◆ **WORK REQUEST**
Looking at the data below, count the lines that contain the string "Alation". Write only the total.

◆ **Data records for software interfaces**
▬▬▬▬▬▬
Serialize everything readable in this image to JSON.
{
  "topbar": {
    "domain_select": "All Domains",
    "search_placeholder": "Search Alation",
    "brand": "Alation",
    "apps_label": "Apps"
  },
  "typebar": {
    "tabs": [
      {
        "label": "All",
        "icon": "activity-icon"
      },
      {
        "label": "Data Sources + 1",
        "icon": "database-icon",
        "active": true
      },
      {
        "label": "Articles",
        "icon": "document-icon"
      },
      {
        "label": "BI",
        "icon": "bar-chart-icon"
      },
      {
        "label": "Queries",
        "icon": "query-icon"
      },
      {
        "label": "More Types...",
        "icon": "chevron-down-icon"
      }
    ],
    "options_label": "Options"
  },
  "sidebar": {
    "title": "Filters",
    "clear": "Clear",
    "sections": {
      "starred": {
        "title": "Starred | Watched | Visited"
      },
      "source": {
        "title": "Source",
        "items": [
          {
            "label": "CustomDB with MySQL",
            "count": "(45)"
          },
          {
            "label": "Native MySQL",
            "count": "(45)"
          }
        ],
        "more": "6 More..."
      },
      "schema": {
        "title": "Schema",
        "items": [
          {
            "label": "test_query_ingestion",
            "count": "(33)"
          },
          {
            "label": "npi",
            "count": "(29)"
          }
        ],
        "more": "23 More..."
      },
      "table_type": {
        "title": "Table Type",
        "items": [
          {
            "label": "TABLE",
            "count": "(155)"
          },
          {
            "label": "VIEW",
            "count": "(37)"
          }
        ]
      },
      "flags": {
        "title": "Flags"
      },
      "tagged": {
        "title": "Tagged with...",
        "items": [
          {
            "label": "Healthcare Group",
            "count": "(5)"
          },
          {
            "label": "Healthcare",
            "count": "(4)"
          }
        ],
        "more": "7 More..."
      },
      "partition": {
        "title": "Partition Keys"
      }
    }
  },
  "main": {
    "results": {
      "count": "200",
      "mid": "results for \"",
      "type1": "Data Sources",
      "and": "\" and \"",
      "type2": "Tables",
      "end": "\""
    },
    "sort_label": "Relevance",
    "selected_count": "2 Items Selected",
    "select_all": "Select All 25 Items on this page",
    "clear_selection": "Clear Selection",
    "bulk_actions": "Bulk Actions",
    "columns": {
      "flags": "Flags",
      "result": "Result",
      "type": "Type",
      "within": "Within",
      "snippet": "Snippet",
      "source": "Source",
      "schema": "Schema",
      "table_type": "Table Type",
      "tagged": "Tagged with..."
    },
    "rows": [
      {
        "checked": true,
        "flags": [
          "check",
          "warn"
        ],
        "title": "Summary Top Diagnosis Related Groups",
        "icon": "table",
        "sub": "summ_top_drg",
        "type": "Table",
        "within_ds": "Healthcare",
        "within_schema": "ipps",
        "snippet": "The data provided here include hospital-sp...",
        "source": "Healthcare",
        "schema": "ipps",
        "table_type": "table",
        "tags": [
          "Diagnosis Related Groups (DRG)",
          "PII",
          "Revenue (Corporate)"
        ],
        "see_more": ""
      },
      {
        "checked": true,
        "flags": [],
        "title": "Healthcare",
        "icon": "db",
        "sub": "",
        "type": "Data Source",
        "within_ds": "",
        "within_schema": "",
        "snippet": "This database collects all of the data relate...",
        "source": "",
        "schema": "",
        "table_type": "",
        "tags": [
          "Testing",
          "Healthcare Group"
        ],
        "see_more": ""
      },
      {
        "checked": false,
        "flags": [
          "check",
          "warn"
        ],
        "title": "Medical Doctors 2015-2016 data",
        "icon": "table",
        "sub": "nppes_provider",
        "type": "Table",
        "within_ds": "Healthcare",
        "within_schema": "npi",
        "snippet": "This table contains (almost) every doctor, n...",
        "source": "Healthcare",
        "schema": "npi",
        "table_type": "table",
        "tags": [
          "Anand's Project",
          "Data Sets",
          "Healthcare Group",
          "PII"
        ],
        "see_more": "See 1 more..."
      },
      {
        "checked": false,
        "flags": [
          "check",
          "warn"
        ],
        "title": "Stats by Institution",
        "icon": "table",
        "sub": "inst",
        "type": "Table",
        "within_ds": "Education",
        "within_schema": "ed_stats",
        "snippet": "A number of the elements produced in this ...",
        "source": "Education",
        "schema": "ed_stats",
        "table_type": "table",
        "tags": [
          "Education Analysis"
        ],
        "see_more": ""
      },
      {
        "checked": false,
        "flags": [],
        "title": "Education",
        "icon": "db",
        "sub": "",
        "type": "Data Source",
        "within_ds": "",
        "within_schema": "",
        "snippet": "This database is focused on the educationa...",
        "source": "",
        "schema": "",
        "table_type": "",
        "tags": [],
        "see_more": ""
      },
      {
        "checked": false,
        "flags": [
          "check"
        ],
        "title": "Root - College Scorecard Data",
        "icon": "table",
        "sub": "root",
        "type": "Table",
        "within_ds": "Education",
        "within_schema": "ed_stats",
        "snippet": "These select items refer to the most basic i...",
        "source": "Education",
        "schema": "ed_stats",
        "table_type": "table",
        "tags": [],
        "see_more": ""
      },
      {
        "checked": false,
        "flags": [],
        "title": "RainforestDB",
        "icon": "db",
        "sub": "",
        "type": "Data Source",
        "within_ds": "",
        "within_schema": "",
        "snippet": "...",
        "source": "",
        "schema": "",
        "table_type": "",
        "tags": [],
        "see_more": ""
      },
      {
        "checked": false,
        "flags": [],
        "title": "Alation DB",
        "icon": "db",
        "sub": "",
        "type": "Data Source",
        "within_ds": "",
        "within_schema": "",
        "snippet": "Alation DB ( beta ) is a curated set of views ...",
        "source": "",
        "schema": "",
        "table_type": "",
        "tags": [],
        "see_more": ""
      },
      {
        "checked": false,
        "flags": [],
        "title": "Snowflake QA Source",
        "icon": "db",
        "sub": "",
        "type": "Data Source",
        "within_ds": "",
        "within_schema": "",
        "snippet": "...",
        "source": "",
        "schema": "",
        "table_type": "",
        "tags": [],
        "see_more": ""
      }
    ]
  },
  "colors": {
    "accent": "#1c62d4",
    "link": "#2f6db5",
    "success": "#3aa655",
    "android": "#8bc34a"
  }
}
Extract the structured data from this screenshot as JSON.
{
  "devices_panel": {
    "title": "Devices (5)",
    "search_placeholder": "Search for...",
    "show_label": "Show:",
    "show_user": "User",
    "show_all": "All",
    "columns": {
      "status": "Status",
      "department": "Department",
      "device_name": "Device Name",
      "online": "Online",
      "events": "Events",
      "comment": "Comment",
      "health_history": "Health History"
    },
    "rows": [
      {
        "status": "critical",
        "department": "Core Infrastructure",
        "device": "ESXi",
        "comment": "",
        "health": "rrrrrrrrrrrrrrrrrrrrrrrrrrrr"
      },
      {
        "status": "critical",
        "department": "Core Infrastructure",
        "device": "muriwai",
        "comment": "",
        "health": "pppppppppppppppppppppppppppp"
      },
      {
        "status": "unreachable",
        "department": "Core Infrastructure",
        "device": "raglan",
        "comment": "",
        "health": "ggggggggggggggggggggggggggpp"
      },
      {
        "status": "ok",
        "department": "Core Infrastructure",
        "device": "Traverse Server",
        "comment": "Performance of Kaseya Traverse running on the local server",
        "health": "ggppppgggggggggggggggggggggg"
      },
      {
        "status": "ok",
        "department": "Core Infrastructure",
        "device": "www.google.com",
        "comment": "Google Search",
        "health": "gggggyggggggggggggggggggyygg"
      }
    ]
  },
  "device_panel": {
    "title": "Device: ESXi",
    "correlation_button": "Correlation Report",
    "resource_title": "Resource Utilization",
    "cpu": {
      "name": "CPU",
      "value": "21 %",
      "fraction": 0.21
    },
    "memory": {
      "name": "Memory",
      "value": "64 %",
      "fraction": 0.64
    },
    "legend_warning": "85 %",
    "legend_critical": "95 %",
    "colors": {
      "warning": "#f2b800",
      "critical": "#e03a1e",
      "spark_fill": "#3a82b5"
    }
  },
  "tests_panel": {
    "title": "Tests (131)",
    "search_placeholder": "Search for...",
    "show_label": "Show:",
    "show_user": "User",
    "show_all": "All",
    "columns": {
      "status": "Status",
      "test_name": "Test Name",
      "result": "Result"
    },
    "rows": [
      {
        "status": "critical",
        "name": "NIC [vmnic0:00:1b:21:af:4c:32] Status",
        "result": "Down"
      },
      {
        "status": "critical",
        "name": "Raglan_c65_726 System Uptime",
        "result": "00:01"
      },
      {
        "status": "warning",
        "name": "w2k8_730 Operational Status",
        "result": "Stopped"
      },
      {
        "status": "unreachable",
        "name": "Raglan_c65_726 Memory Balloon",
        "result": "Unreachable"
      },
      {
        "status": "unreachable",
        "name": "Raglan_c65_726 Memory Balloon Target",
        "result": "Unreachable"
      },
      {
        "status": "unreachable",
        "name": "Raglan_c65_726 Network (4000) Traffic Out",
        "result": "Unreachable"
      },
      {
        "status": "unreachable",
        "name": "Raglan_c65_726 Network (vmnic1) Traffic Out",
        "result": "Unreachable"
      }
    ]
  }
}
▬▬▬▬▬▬
◆ **RESPONSE TO THE EXERCISE**
4